The string "title" appears in some lines of the data. Report how many, with no other words.

Page and application data records »
========

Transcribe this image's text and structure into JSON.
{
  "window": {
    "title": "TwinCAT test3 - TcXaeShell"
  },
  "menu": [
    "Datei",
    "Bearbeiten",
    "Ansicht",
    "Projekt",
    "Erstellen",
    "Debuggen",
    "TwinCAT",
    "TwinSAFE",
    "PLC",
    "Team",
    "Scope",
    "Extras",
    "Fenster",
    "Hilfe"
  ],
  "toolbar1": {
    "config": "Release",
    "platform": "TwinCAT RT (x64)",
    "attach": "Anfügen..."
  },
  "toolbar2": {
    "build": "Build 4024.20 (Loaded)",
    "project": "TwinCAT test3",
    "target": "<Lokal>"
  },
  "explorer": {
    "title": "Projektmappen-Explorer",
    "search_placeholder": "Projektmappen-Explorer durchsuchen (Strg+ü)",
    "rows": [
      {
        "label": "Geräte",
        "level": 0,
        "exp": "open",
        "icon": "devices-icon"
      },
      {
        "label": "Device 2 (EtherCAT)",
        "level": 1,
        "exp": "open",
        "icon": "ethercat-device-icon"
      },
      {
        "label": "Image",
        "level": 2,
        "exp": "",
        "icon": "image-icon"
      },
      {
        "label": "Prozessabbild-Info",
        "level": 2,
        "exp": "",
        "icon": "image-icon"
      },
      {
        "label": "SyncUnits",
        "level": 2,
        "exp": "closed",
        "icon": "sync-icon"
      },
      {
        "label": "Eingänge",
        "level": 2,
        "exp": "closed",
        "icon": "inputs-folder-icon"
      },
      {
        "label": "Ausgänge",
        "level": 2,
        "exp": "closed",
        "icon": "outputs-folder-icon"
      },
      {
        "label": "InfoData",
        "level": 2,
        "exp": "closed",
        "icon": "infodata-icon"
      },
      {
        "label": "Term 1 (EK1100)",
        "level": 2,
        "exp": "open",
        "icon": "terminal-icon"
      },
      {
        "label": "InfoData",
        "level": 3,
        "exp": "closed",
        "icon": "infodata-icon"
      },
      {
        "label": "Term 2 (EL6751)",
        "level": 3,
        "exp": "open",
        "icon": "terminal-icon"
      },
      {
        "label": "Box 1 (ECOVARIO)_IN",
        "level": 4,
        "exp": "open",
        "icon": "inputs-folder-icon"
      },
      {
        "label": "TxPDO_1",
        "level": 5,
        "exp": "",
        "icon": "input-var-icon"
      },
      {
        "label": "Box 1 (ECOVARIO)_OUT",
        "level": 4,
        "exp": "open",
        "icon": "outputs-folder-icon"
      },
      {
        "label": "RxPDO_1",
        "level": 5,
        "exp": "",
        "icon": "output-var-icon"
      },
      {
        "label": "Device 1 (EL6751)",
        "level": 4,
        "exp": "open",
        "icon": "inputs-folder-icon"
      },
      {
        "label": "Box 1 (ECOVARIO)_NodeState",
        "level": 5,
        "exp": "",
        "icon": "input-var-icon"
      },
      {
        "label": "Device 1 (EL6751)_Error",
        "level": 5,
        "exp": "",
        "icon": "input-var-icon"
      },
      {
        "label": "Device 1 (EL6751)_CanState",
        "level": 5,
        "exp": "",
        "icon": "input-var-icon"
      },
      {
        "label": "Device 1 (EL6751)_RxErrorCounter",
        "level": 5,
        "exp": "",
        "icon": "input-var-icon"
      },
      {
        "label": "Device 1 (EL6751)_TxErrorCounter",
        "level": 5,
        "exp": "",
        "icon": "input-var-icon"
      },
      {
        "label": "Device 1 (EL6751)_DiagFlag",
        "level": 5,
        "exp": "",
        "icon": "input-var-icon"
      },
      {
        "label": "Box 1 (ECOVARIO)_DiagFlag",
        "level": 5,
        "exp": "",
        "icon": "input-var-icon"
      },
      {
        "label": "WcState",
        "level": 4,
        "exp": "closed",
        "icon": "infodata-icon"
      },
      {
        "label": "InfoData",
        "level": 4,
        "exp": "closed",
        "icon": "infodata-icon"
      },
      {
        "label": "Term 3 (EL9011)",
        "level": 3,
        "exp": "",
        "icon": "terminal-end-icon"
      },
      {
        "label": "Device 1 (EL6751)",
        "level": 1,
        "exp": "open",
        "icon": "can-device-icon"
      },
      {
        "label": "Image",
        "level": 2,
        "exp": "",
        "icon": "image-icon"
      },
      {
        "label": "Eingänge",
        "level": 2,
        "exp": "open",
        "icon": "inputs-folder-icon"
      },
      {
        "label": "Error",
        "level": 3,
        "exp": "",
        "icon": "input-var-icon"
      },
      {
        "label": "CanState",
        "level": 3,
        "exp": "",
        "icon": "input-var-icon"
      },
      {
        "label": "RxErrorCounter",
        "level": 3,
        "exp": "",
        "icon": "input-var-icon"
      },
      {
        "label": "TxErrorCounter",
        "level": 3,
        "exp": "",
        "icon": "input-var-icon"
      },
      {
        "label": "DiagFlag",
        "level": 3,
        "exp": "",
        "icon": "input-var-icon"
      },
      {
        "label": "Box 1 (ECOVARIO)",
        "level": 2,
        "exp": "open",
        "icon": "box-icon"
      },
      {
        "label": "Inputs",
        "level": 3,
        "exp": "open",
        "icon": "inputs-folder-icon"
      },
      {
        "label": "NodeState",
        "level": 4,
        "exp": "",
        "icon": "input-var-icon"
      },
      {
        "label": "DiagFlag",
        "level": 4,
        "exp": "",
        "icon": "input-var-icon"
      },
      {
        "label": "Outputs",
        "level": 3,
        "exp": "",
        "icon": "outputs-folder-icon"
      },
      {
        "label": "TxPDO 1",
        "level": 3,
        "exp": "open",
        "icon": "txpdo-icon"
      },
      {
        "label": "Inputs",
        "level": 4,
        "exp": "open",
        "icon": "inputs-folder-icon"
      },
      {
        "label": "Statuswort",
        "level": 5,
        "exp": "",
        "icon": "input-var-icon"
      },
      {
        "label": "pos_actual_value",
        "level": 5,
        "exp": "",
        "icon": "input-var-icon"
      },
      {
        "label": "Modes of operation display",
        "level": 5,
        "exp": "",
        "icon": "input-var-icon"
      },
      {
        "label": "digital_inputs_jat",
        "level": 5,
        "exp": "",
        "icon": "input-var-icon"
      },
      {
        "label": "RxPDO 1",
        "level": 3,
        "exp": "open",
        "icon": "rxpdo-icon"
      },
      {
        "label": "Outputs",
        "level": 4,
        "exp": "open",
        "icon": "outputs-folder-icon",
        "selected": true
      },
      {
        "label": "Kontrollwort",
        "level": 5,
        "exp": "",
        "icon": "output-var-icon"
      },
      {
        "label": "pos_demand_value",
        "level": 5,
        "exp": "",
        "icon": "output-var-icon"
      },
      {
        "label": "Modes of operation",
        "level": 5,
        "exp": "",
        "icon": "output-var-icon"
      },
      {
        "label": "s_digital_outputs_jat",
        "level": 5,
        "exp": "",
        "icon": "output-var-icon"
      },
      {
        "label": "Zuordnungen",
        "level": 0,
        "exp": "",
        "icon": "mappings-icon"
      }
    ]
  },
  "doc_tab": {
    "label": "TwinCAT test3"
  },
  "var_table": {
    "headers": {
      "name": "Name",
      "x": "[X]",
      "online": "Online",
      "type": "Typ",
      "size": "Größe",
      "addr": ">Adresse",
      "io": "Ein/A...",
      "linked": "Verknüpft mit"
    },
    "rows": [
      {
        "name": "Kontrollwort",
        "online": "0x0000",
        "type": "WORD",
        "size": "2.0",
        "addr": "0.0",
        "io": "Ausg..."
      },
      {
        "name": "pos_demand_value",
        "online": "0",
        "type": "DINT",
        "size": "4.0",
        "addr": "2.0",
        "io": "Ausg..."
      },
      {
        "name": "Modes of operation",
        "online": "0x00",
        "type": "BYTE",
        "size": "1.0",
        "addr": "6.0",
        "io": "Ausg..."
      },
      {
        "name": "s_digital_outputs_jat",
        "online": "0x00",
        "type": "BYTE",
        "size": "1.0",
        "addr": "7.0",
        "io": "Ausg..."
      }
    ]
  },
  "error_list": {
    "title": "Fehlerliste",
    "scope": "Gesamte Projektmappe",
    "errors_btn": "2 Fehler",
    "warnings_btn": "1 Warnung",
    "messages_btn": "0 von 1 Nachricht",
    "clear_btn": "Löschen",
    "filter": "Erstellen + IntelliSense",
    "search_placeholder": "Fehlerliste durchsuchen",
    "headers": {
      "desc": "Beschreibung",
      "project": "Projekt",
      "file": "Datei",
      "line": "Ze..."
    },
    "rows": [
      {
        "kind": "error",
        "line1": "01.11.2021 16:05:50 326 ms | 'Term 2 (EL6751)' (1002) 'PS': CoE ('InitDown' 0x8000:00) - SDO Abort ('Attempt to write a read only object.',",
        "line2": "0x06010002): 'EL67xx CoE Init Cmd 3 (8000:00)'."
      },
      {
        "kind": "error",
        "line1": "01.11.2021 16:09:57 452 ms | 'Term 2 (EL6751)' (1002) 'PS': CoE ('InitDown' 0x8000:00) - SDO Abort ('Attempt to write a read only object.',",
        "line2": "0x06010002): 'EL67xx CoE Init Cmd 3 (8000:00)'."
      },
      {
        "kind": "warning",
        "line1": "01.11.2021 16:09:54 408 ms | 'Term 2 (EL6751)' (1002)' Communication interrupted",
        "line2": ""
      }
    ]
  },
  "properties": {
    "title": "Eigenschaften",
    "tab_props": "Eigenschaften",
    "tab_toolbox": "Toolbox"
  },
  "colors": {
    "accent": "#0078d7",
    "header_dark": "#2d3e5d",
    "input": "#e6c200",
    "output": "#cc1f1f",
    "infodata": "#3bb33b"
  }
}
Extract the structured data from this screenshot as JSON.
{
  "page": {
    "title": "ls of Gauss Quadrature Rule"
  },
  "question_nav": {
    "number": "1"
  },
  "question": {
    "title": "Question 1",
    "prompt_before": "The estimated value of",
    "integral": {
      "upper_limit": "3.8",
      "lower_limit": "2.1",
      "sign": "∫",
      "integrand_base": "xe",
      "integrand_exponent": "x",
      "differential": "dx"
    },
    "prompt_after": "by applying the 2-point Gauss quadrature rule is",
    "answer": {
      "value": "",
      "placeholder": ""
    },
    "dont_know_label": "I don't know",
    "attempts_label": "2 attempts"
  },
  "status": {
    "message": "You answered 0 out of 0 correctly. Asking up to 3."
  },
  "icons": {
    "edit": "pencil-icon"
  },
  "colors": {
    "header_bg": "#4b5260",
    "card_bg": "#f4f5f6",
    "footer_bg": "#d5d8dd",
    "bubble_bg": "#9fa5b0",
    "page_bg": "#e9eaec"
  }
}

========

SOLUTION TO THIS TASK »
6